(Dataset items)
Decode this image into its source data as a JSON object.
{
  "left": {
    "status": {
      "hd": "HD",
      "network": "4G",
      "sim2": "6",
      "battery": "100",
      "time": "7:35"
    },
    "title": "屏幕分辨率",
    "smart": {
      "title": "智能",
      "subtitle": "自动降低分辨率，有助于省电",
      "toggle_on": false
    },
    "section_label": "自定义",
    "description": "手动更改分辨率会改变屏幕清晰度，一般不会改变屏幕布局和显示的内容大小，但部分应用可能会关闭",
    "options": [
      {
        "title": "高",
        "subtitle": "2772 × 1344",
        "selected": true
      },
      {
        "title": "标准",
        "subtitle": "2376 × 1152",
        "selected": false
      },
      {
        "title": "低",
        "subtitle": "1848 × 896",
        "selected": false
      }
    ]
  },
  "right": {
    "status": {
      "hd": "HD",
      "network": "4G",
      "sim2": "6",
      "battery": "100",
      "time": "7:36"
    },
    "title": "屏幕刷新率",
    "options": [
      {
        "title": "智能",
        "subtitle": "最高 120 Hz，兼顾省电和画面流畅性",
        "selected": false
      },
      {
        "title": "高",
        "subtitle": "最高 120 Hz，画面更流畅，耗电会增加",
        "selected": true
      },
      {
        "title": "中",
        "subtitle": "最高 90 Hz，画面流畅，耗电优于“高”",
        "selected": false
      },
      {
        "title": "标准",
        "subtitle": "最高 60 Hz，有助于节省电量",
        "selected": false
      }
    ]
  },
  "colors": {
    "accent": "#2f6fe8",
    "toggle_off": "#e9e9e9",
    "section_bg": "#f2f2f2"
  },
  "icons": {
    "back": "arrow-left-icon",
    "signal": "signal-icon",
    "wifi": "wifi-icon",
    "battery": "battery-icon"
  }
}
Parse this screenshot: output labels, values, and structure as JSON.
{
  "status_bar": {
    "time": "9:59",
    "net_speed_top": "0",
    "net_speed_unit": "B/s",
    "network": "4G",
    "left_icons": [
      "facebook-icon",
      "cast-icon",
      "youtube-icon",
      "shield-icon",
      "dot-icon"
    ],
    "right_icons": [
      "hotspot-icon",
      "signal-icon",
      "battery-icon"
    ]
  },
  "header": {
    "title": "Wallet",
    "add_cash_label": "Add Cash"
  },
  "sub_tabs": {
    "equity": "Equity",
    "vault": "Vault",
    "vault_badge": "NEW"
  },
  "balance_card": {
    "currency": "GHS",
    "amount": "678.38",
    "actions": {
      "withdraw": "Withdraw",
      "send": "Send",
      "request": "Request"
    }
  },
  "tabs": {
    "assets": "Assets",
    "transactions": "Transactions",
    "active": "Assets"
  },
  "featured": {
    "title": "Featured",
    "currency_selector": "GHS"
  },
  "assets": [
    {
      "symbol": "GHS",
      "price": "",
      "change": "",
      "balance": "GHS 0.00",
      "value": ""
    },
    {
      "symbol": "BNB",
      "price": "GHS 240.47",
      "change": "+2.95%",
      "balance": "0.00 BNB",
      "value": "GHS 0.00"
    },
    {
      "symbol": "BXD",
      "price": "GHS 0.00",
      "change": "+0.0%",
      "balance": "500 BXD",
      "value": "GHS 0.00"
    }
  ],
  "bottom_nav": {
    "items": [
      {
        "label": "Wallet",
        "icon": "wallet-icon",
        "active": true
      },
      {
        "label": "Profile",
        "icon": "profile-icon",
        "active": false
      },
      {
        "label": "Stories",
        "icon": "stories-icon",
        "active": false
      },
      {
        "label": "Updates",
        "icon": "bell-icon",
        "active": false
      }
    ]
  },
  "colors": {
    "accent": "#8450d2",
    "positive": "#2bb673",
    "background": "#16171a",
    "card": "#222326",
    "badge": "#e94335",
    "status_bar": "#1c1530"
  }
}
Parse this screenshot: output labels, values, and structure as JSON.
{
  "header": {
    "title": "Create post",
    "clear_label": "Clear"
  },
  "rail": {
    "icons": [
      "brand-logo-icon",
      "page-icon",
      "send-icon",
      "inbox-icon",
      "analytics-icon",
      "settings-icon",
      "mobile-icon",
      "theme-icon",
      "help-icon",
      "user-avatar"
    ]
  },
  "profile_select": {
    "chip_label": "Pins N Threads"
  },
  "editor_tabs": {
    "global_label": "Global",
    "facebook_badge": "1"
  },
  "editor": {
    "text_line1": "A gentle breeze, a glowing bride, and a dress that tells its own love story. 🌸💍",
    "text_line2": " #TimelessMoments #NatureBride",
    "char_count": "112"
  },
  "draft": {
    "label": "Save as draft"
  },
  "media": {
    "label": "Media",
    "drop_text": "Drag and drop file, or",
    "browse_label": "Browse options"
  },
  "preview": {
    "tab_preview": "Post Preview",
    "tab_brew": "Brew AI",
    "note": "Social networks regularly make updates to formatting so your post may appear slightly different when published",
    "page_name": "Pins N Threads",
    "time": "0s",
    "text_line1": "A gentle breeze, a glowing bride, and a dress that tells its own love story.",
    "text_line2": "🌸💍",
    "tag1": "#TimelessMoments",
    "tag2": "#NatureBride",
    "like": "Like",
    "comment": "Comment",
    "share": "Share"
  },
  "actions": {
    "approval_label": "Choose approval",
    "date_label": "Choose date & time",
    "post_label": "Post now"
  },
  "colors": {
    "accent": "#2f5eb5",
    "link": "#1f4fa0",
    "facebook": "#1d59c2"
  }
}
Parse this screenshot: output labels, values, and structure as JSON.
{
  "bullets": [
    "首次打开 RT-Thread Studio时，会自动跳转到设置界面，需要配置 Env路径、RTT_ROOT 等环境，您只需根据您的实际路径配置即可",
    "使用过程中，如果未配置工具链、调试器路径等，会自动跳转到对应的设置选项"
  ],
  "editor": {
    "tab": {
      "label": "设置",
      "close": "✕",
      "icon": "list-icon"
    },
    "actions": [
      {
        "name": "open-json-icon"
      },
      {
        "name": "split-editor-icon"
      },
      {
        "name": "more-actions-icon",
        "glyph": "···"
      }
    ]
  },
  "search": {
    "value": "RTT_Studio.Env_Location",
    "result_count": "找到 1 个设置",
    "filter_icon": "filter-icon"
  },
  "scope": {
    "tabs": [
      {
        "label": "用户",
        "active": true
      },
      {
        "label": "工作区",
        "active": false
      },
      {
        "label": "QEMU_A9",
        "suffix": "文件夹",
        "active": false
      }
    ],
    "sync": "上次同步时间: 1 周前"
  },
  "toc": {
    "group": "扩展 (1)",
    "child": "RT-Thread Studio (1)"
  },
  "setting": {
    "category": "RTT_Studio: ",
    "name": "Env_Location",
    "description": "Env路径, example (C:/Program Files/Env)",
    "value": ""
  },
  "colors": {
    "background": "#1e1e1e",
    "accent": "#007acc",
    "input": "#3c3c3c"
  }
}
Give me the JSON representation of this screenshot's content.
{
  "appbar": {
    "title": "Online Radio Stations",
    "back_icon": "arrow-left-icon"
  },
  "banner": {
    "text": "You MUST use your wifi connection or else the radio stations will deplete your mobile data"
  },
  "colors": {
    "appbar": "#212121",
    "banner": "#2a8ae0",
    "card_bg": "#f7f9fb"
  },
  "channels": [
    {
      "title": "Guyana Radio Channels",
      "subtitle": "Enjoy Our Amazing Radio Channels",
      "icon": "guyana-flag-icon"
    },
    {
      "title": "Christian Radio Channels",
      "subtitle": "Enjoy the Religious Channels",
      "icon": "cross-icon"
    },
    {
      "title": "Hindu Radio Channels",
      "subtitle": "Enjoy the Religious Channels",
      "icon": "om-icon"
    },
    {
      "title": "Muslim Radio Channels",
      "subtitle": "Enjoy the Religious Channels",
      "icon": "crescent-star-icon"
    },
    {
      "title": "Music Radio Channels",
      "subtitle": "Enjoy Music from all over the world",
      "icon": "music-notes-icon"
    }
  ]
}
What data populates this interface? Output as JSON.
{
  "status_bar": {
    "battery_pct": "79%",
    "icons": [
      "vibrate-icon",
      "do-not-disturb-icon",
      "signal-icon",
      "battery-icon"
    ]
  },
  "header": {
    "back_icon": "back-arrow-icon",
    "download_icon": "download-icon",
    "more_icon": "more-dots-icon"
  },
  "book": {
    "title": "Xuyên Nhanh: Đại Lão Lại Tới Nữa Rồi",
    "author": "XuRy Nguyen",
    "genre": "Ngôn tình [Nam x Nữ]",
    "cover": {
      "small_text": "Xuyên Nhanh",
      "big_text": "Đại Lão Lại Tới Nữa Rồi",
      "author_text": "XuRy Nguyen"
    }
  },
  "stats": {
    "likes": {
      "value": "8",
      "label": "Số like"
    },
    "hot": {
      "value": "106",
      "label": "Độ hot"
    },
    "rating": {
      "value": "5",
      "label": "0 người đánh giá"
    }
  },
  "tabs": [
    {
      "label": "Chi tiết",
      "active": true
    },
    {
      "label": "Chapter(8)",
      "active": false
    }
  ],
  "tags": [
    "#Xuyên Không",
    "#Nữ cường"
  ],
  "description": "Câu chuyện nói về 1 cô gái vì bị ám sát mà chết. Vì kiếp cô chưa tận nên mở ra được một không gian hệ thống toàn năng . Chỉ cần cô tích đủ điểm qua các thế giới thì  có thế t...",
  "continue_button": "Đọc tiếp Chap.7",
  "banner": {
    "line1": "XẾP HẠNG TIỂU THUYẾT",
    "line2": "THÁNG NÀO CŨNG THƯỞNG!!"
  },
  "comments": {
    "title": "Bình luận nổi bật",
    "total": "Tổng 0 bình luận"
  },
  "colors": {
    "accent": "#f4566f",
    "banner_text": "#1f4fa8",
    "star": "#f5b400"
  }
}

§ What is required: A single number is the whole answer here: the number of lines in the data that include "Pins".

§ Task result: 2